Nickel-liposomes can also be used to study disease associated mutations in vitro. An activating mutation in EGFR, L858R, has been found in lung cancer patients who are never-smokers, and this mutation is associated with a markedly enhanced response to EGFR-targeted tyrosine kinase inhibitor drugs (44,–46). Assaying this mutation using nickel-liposomes demonstrated that EGFR L858R kinase domain has an ~20-fold increase in catalytic efficiency (kcat/Km) as compared with WT EGFR kinase (18). In addition, using the dimeric and activated form of tyrosine kinases in small molecule inhibitor screens opens up many important pharmacological and pharmaceutical possibilities. The affinity and detailed structure-activity relationship of inhibitors for the dimeric state of the kinases could be directly probed. Screens for inhibitors of kinase dimerization can also be constructed. Of course, adequate controls to evaluate for effects of lipophilic, small molecules partitioning into liposomes would need to be included.

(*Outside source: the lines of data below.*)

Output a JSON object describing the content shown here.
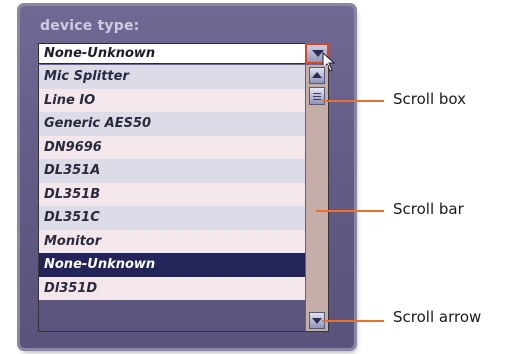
{
  "panel": {
    "label": "device type:"
  },
  "select": {
    "value": "None-Unknown"
  },
  "list": {
    "items": [
      {
        "label": "Mic Splitter"
      },
      {
        "label": "Line IO"
      },
      {
        "label": "Generic AES50"
      },
      {
        "label": "DN9696"
      },
      {
        "label": "DL351A"
      },
      {
        "label": "DL351B"
      },
      {
        "label": "DL351C"
      },
      {
        "label": "Monitor"
      },
      {
        "label": "None-Unknown",
        "selected": true
      },
      {
        "label": "Dl351D"
      }
    ]
  },
  "callouts": {
    "scroll_box": "Scroll box",
    "scroll_bar": "Scroll bar",
    "scroll_arrow": "Scroll arrow"
  },
  "colors": {
    "panel": "#625c86",
    "selected_row": "#22245a",
    "callout_line": "#e8722a",
    "scrollbar_track": "#c5aea8"
  }
}
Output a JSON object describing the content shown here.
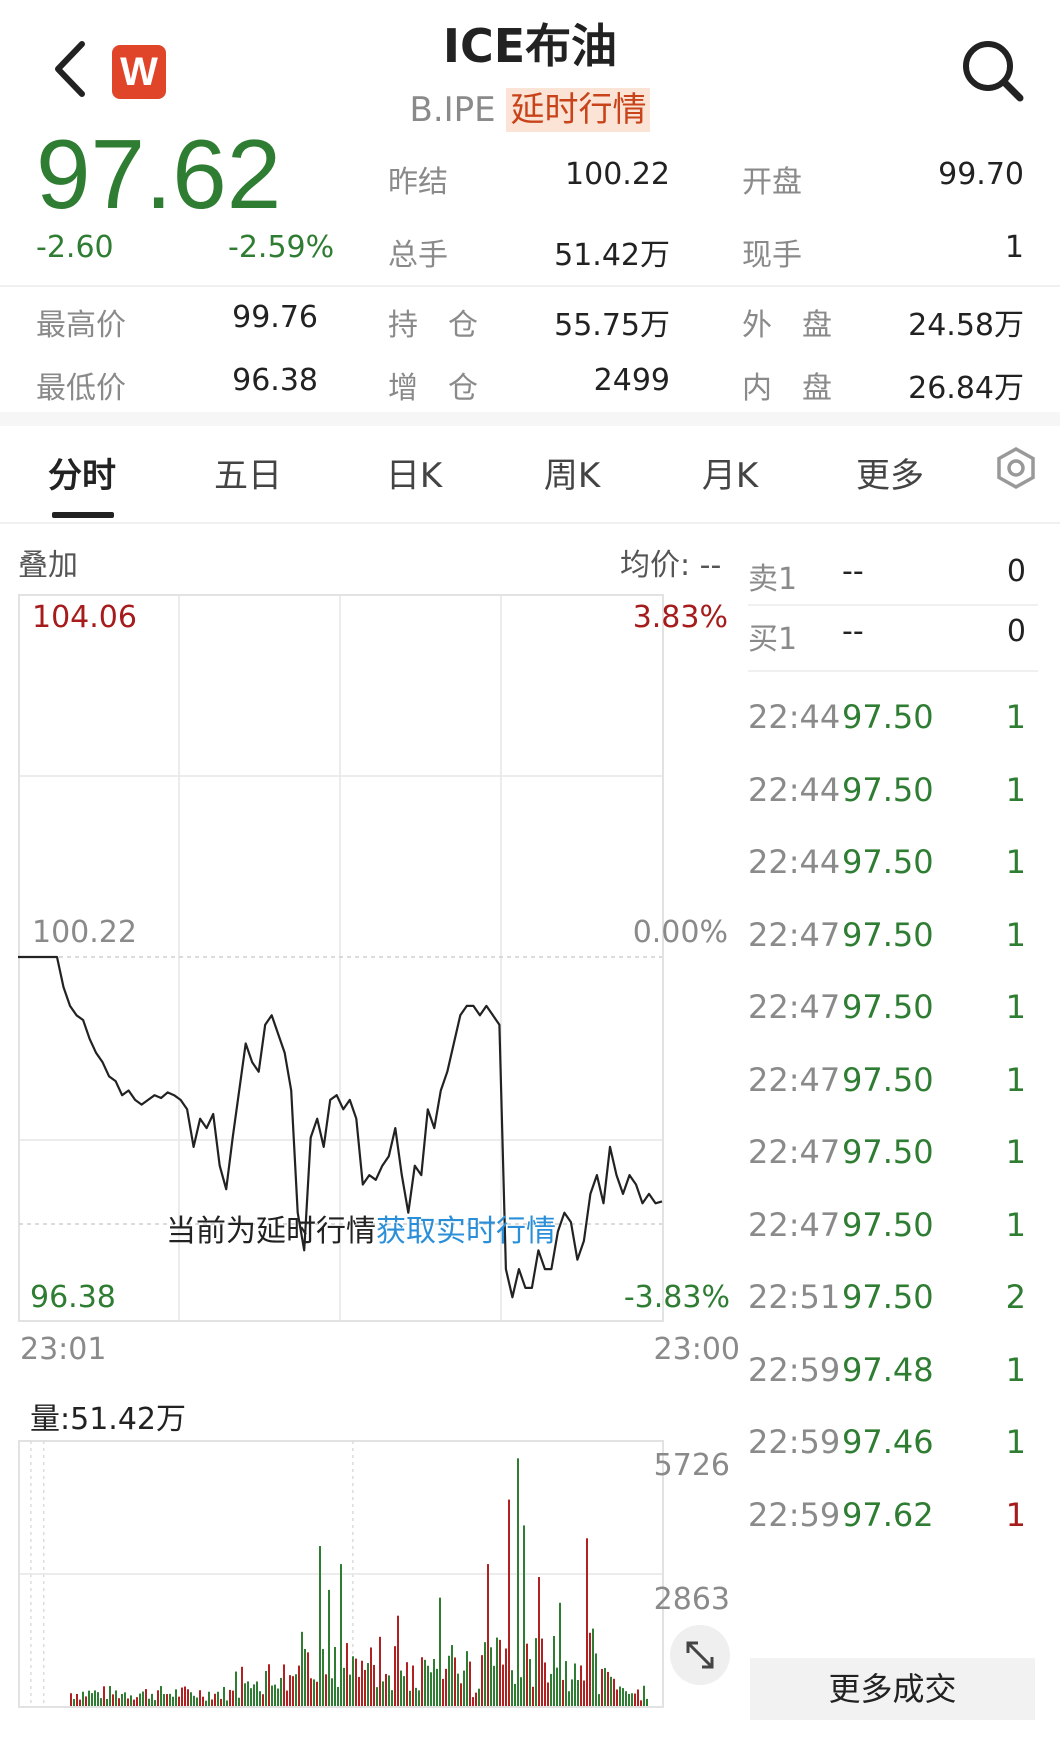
{
  "header": {
    "title": "ICE布油",
    "code": "B.IPE",
    "delay_tag": "延时行情",
    "logo_letter": "W"
  },
  "quote": {
    "price": "97.62",
    "change": "-2.60",
    "change_pct": "-2.59%",
    "fields": [
      {
        "label": "昨结",
        "value": "100.22"
      },
      {
        "label": "开盘",
        "value": "99.70"
      },
      {
        "label": "总手",
        "value": "51.42万"
      },
      {
        "label": "现手",
        "value": "1"
      },
      {
        "label": "最高价",
        "value": "99.76"
      },
      {
        "label": "持　仓",
        "value": "55.75万"
      },
      {
        "label": "外　盘",
        "value": "24.58万"
      },
      {
        "label": "最低价",
        "value": "96.38"
      },
      {
        "label": "增　仓",
        "value": "2499"
      },
      {
        "label": "内　盘",
        "value": "26.84万"
      }
    ]
  },
  "tabs": [
    "分时",
    "五日",
    "日K",
    "周K",
    "月K",
    "更多"
  ],
  "chart_panel": {
    "overlay_label": "叠加",
    "avg_label": "均价: --",
    "price_high": "104.06",
    "pct_high": "3.83%",
    "price_mid": "100.22",
    "pct_mid": "0.00%",
    "price_low": "96.38",
    "pct_low": "-3.83%",
    "time_start": "23:01",
    "time_end": "23:00",
    "delay_notice": "当前为延时行情",
    "realtime_link": "获取实时行情",
    "volume_label": "量:51.42万",
    "vol_high": "5726",
    "vol_mid": "2863"
  },
  "orderbook": [
    {
      "label": "卖1",
      "price": "--",
      "vol": "0"
    },
    {
      "label": "买1",
      "price": "--",
      "vol": "0"
    }
  ],
  "trades": [
    {
      "time": "22:44",
      "price": "97.50",
      "vol": "1",
      "dir": "up"
    },
    {
      "time": "22:44",
      "price": "97.50",
      "vol": "1",
      "dir": "up"
    },
    {
      "time": "22:44",
      "price": "97.50",
      "vol": "1",
      "dir": "up"
    },
    {
      "time": "22:47",
      "price": "97.50",
      "vol": "1",
      "dir": "up"
    },
    {
      "time": "22:47",
      "price": "97.50",
      "vol": "1",
      "dir": "up"
    },
    {
      "time": "22:47",
      "price": "97.50",
      "vol": "1",
      "dir": "up"
    },
    {
      "time": "22:47",
      "price": "97.50",
      "vol": "1",
      "dir": "up"
    },
    {
      "time": "22:47",
      "price": "97.50",
      "vol": "1",
      "dir": "up"
    },
    {
      "time": "22:51",
      "price": "97.50",
      "vol": "2",
      "dir": "up"
    },
    {
      "time": "22:59",
      "price": "97.48",
      "vol": "1",
      "dir": "up"
    },
    {
      "time": "22:59",
      "price": "97.46",
      "vol": "1",
      "dir": "up"
    },
    {
      "time": "22:59",
      "price": "97.62",
      "vol": "1",
      "dir": "down"
    }
  ],
  "more_trades_label": "更多成交",
  "colors": {
    "up": "#a61b1b",
    "down": "#2e7d32",
    "link": "#2a8fd8"
  },
  "chart_data": {
    "type": "line",
    "ylim": [
      96.38,
      104.06
    ],
    "reference": 100.22,
    "price_path": [
      100.22,
      100.22,
      100.22,
      100.22,
      100.22,
      100.22,
      100.22,
      99.9,
      99.7,
      99.6,
      99.55,
      99.35,
      99.2,
      99.1,
      98.95,
      98.9,
      98.75,
      98.8,
      98.7,
      98.65,
      98.7,
      98.75,
      98.72,
      98.78,
      98.75,
      98.7,
      98.6,
      98.2,
      98.5,
      98.4,
      98.55,
      98.0,
      97.75,
      98.3,
      98.8,
      99.3,
      99.1,
      99.0,
      99.5,
      99.6,
      99.4,
      99.2,
      98.8,
      97.5,
      97.1,
      98.3,
      98.5,
      98.2,
      98.7,
      98.75,
      98.6,
      98.7,
      98.5,
      97.8,
      97.9,
      97.85,
      98.0,
      98.1,
      98.4,
      97.9,
      97.5,
      98.0,
      97.9,
      98.6,
      98.4,
      98.8,
      99.0,
      99.3,
      99.6,
      99.7,
      99.7,
      99.6,
      99.7,
      99.6,
      99.5,
      96.9,
      96.6,
      96.9,
      96.7,
      96.7,
      97.1,
      96.9,
      96.9,
      97.3,
      97.5,
      97.4,
      97.0,
      97.2,
      97.7,
      97.9,
      97.6,
      98.2,
      97.9,
      97.7,
      97.9,
      97.8,
      97.6,
      97.7,
      97.6,
      97.62
    ],
    "volume_max": 5726,
    "volume_mid": 2863
  }
}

In conclusion, this nickel-chelating lipid-liposome system is potentially applicable to the study of many membrane-associated proteins and protein domains. We demonstrate that Her4 and Her2/neu kinase domains dimerize and become activated upon binding to the nickel-liposomes. This system is used to induce the formation of ErbB kinase domain heterodimers in vitro. The Her3 kinase domain is found to readily activate Her2/neu but to be a poor activator of Her4, which differs from the prediction made by the asymmetric dimer model, and we observed that mutating Her3 residues 952–954 to the corresponding sequence in Her4 increased the ability of Her3 to activate Her4. This ability to study ErbB heterodimerization in vitro is a unique feature of the nickel-liposome system and offers significant future potential for analyzing the function of the entire intracellular half of the EGFR-ErbB family of receptor-tyrosine kinases.
We thank Linda Pike, Daniel J. Leahy, Philip A. Cole, and Aruna Sathyamurthy for critical reading of the manuscript.

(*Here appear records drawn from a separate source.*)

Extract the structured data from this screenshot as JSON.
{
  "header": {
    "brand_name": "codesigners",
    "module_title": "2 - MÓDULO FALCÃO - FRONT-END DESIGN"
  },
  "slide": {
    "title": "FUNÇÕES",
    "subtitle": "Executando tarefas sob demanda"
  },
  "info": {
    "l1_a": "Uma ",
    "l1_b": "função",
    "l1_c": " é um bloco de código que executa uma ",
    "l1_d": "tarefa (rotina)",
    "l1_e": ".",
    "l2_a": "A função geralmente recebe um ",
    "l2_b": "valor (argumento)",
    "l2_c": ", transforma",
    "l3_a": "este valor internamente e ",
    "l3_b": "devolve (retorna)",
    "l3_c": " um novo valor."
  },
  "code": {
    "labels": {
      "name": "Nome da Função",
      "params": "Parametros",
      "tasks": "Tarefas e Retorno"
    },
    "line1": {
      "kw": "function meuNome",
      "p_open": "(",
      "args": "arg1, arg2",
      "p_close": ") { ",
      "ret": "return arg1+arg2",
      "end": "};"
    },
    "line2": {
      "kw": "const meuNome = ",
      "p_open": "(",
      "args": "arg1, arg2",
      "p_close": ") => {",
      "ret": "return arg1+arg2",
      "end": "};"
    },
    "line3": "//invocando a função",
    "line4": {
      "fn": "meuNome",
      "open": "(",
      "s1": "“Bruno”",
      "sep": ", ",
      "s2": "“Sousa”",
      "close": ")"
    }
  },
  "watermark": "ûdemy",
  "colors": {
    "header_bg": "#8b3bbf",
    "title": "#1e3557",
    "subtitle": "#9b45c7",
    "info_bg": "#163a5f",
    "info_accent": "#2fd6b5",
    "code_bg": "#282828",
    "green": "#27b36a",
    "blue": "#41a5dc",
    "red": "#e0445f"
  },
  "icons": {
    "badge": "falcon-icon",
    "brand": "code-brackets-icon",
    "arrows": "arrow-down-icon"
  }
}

A crystal structure of the Her3 kinase domain has been recently published (Jura, N., Shan, Y., Cao, X., Shaw, D. E., and Kuriyan, J. (2009) Proc. Natl. Acad. Sci. U.S.A. 106, 21608–21613). Review of this crystal structure (Protein Data Bank code 3KEX) shows that Her3 residues Asp-951, Asn-953, and Ile-954 are surface-exposed.
3The abbreviations used are: